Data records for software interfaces

##############################

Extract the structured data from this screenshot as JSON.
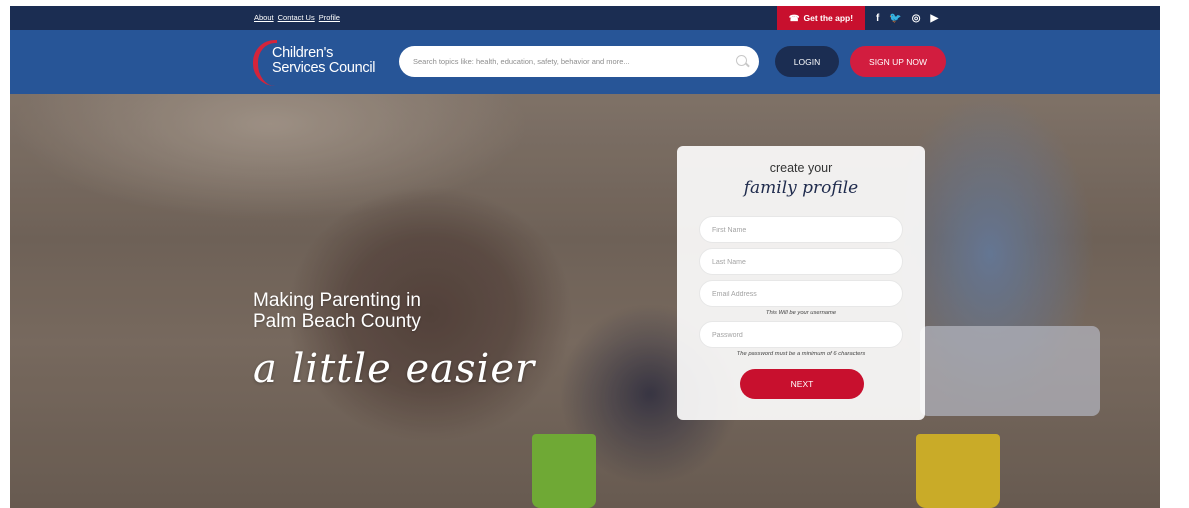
{
  "topbar": {
    "links": [
      "About",
      "Contact Us",
      "Profile"
    ],
    "get_app": "Get the app!",
    "social": [
      "f",
      "🐦",
      "◎",
      "▶"
    ]
  },
  "header": {
    "logo_line1": "Children's",
    "logo_line2": "Services Council",
    "search_placeholder": "Search topics like: health, education, safety, behavior and more...",
    "login": "LOGIN",
    "signup": "SIGN UP NOW"
  },
  "hero": {
    "line1": "Making Parenting in",
    "line2": "Palm Beach County",
    "line3": "a little easier"
  },
  "form": {
    "heading1": "create your",
    "heading2": "family profile",
    "first_name_placeholder": "First Name",
    "last_name_placeholder": "Last Name",
    "email_placeholder": "Email Address",
    "email_hint": "This Will be your username",
    "password_placeholder": "Password",
    "password_hint": "The password must be a minimum of 6 characters",
    "next": "NEXT"
  },
  "colors": {
    "navy": "#1b2d52",
    "header_blue": "#275597",
    "red": "#c8102e"
  }
}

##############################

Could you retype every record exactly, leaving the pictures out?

Extract the structured data from this screenshot as JSON.
{
  "topbar": {
    "links": [
      "About",
      "Contact Us",
      "Profile"
    ],
    "get_app": "Get the app!",
    "social": [
      "f",
      "🐦",
      "◎",
      "▶"
    ]
  },
  "header": {
    "logo_line1": "Children's",
    "logo_line2": "Services Council",
    "search_placeholder": "Search topics like: health, education, safety, behavior and more...",
    "login": "LOGIN",
    "signup": "SIGN UP NOW"
  },
  "hero": {
    "line1": "Making Parenting in",
    "line2": "Palm Beach County",
    "line3": "a little easier"
  },
  "form": {
    "heading1": "create your",
    "heading2": "family profile",
    "first_name_placeholder": "First Name",
    "last_name_placeholder": "Last Name",
    "email_placeholder": "Email Address",
    "email_hint": "This Will be your username",
    "password_placeholder": "Password",
    "password_hint": "The password must be a minimum of 6 characters",
    "next": "NEXT"
  },
  "colors": {
    "navy": "#1b2d52",
    "header_blue": "#275597",
    "red": "#c8102e"
  }
}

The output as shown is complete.